A follow-up for Wednesday's press conference: Do you believe the "second cut" and added trees are integral to preventing the course from being reduced to a driver-wedge design?

I know, I know...he won't say. 

"The future of the tournament, and the way a new generation is introduced to the game...rests in Payne's hands."

masters_payne_299x377.jpgMichael Bamberger on new Masters chairman Billy Payne:
It's a tricky thing, what Payne wants to pull off. Frank Chirkinian, the famously innovative former producer of the Masters telecast for CBS, has described the tournament as great theater on the world's most beautiful stage, with amazing characters and an unknown outcome. For years it has been delicious. Too many lay-up shots out of the rough could kill the delicate balance of brawn and touch that made the thing so special in the first place. Too much exposure could too. The Internet is many things, but grand it's not. The future of the tournament, and the way a new generation is introduced to the game, to some significant degree rests in Payne's hands. He says that making good decisions is all about having a vision, listening well and "surrounding yourself with a good team." Clifford Roberts would never have said it that way, but he would have thought it. The new guy has the same mandate that Roberts did. Billy Payne's not trying to sell a thing-except a great game, a spring golf tournament and the club that hosts it.

The War Of The Members?

A trusted Augusta insider offered this on the abrupt departure of Hootie Johnson and subsequent Billy Payne appointment:

There is a political power struggle, with two distinct factions. Hootie is on your side about equipment and Billy Payne is as well.  There is a younger more corporate group that has a different view of things. The membership knew there was a new Chairman coming but no one was sure who it would be. Hootie stepped aside so that the dwindling majority could put Billy in while they still had the power, and as you and others have picked up on, Billy is just 58 years old. He's going to be there for a while.

Hootie has tried to put pressure on the USGA to do something about the ball, and is frustrated nothing has happened, but feels he can't effect change on this issue. Billy is not in favor of today's equipment and specifically the golf ball. Augusta has been holding back in bringing out their own golf ball or their own ball spec in order to not embarrass the USGA.  But Augusta has given the USGA long enough to correct the golf ball situation to no avail. Billy will not hesitate to move ahead with their own golf ball spec, and maybe very soon. Also, it makes it easier for Billy to bring out the ball rollback without piling more criticism onto Hootie, who has dealt with a mountain of criticism already.

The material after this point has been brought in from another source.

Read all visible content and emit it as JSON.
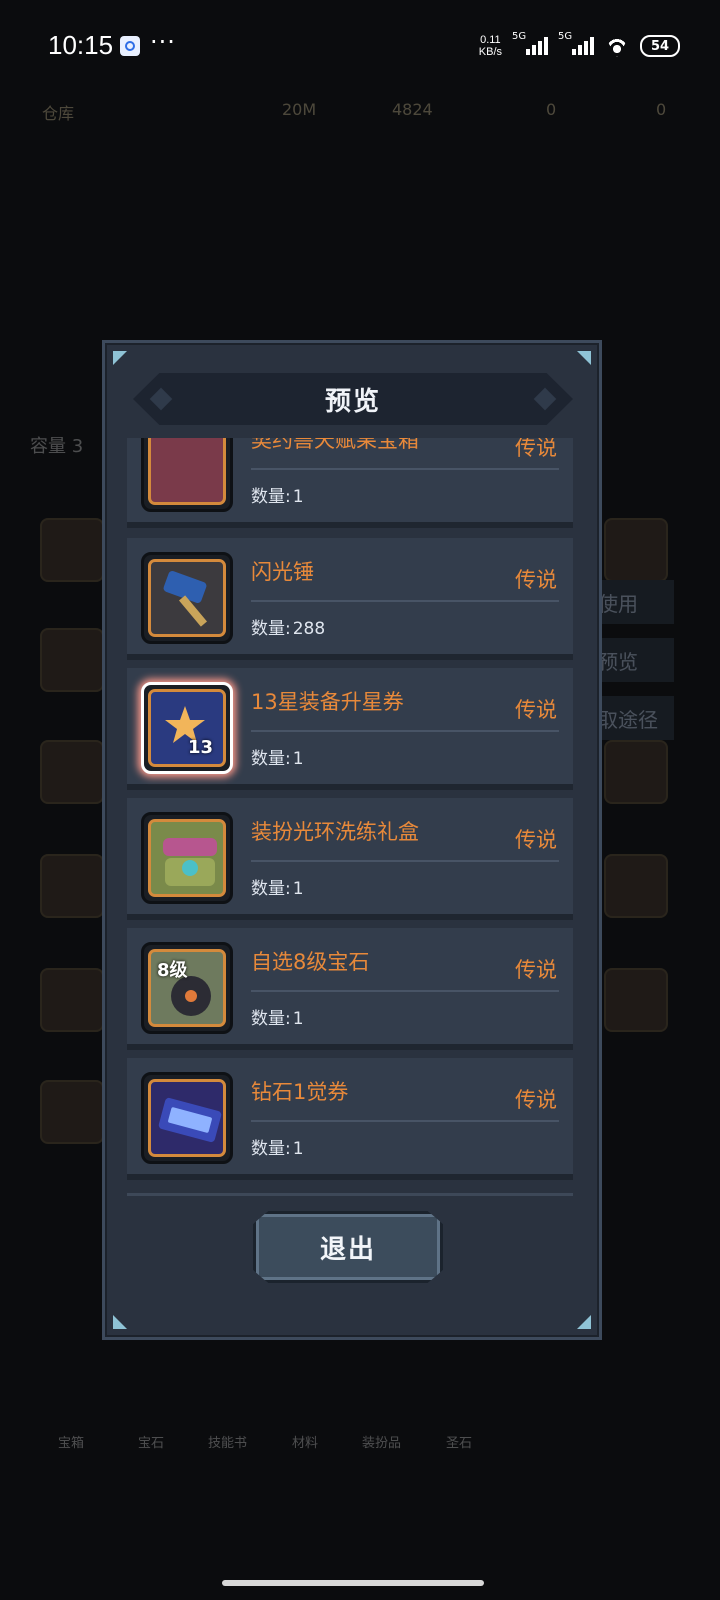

So if true, which side are USGAers Fred Ridley, Walter Driver and Jim Reinhardt on in this power struggle?

If the "Distance Myths" memo is our guide, perhaps they aren't on Hootie's side.